Work task: Search the material for "icon" and copy each line in which it is found.

Exercise material:
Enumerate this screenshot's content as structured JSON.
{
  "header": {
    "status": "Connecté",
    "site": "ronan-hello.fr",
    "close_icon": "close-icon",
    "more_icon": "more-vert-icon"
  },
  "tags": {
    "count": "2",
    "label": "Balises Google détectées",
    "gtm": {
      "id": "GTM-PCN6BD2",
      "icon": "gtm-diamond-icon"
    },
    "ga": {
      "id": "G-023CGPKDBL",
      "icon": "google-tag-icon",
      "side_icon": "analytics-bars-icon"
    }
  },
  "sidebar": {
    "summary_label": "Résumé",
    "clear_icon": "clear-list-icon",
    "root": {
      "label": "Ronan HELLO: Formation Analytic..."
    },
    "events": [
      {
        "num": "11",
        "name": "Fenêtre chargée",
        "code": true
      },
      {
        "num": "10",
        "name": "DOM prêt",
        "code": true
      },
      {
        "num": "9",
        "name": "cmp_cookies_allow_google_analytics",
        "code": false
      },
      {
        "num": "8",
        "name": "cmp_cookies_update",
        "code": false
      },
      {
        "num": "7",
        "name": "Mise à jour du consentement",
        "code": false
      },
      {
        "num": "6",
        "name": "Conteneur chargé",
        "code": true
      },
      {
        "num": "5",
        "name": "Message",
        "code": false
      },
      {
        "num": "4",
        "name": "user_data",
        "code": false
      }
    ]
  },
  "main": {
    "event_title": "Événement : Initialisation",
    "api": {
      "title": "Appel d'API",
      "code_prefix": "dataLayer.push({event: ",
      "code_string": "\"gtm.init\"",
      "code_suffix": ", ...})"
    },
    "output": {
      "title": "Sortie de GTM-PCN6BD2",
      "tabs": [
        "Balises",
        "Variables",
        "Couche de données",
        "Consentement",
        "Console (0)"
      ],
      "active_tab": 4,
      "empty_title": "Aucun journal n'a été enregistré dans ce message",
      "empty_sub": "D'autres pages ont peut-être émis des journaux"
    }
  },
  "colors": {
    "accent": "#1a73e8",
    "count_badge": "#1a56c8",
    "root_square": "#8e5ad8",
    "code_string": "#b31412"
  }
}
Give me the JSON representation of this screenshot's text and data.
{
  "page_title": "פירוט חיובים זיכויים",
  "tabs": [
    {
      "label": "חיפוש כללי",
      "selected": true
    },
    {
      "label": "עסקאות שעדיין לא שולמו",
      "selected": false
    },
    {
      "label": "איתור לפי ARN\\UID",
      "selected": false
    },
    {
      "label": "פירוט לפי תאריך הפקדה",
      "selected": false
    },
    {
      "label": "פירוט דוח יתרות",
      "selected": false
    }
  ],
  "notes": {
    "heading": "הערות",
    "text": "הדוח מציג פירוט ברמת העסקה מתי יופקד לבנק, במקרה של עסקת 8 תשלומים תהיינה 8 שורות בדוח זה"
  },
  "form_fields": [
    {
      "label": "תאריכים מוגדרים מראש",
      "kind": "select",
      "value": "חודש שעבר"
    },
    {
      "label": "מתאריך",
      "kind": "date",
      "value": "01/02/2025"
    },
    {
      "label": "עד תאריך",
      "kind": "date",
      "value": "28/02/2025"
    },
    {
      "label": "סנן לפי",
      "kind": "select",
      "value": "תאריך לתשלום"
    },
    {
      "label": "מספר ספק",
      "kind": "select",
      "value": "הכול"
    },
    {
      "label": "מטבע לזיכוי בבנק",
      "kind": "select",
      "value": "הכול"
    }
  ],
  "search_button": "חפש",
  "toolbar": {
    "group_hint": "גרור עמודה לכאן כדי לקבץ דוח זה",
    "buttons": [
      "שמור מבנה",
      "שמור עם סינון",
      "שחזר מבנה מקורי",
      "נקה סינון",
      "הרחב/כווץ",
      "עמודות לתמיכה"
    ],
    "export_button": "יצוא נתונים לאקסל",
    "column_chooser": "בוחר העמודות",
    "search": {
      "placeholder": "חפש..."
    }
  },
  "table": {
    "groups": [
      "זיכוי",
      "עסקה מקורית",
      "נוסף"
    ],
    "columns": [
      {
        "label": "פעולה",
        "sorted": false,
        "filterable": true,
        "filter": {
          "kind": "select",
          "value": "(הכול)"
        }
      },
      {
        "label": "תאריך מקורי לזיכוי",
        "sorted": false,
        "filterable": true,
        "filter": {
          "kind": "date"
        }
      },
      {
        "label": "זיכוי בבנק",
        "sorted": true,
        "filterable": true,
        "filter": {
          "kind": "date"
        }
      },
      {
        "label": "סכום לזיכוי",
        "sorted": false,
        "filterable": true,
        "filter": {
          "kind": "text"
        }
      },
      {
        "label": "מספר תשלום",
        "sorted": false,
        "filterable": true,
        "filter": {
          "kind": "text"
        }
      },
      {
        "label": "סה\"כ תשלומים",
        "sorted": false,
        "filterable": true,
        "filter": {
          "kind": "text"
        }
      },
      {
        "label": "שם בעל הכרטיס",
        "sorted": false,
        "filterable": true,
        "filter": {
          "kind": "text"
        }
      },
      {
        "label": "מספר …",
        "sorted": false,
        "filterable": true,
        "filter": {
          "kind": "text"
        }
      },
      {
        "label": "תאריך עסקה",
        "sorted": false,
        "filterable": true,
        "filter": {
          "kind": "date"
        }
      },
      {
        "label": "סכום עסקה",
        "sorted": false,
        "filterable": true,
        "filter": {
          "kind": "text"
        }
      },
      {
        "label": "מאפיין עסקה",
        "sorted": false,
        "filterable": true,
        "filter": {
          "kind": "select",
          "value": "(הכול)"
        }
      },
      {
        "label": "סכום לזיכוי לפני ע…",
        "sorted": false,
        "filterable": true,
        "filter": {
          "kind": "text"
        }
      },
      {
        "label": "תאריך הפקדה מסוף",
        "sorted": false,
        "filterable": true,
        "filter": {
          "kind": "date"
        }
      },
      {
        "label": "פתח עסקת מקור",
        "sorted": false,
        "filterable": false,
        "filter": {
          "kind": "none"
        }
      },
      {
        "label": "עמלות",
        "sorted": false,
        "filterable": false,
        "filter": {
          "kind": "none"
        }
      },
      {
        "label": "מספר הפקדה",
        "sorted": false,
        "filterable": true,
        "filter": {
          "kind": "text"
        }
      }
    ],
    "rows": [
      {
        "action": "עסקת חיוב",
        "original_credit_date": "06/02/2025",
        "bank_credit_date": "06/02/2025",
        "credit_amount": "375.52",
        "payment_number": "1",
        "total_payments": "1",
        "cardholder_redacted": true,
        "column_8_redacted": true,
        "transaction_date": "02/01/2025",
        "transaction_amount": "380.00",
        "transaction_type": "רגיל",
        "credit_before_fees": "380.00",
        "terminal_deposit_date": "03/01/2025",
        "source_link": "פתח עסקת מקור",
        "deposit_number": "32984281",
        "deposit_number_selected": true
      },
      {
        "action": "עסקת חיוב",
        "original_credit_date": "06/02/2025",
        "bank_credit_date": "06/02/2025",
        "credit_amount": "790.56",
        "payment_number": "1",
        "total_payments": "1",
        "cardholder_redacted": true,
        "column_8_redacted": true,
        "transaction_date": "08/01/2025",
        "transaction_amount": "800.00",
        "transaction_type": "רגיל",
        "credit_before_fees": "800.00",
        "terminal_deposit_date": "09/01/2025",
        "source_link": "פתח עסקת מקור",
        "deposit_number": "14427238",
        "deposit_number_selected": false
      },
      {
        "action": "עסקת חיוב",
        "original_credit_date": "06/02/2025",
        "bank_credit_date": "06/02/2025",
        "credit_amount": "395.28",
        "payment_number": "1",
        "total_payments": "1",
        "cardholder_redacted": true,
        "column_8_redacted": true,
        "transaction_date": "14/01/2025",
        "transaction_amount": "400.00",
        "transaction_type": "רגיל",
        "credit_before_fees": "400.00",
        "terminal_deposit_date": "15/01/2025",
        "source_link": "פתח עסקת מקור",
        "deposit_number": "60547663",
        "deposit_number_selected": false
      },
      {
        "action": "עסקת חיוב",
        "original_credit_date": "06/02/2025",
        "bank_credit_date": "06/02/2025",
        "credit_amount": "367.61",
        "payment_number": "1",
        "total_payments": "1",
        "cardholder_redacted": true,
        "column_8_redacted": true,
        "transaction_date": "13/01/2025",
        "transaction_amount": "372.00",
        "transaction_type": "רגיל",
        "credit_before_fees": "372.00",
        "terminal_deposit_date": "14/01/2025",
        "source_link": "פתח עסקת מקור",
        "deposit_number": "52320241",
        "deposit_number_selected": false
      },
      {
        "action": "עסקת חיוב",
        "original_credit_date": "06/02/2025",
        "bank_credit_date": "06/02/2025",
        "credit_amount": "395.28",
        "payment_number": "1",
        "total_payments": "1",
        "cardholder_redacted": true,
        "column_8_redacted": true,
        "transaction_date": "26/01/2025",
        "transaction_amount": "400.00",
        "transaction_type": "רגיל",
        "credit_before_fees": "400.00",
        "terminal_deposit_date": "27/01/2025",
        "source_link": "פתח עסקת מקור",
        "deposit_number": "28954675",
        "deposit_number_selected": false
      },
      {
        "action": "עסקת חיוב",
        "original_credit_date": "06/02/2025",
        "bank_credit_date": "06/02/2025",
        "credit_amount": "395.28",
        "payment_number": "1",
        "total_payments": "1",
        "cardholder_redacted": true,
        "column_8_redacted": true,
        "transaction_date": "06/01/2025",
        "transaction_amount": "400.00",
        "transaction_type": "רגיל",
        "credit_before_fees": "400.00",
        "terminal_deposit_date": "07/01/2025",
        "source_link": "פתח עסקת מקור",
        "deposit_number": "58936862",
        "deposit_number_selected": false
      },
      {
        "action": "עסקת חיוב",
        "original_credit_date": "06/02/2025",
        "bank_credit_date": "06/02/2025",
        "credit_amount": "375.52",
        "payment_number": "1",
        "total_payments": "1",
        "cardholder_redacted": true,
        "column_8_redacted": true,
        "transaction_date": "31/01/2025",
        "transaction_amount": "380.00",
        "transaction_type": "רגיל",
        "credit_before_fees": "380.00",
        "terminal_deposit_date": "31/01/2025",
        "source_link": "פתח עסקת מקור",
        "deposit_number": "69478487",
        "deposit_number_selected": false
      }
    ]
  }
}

Task output:
    "close_icon": "close-icon",
    "more_icon": "more-vert-icon"
      "icon": "gtm-diamond-icon"
      "icon": "google-tag-icon",
      "side_icon": "analytics-bars-icon"
    "clear_icon": "clear-list-icon",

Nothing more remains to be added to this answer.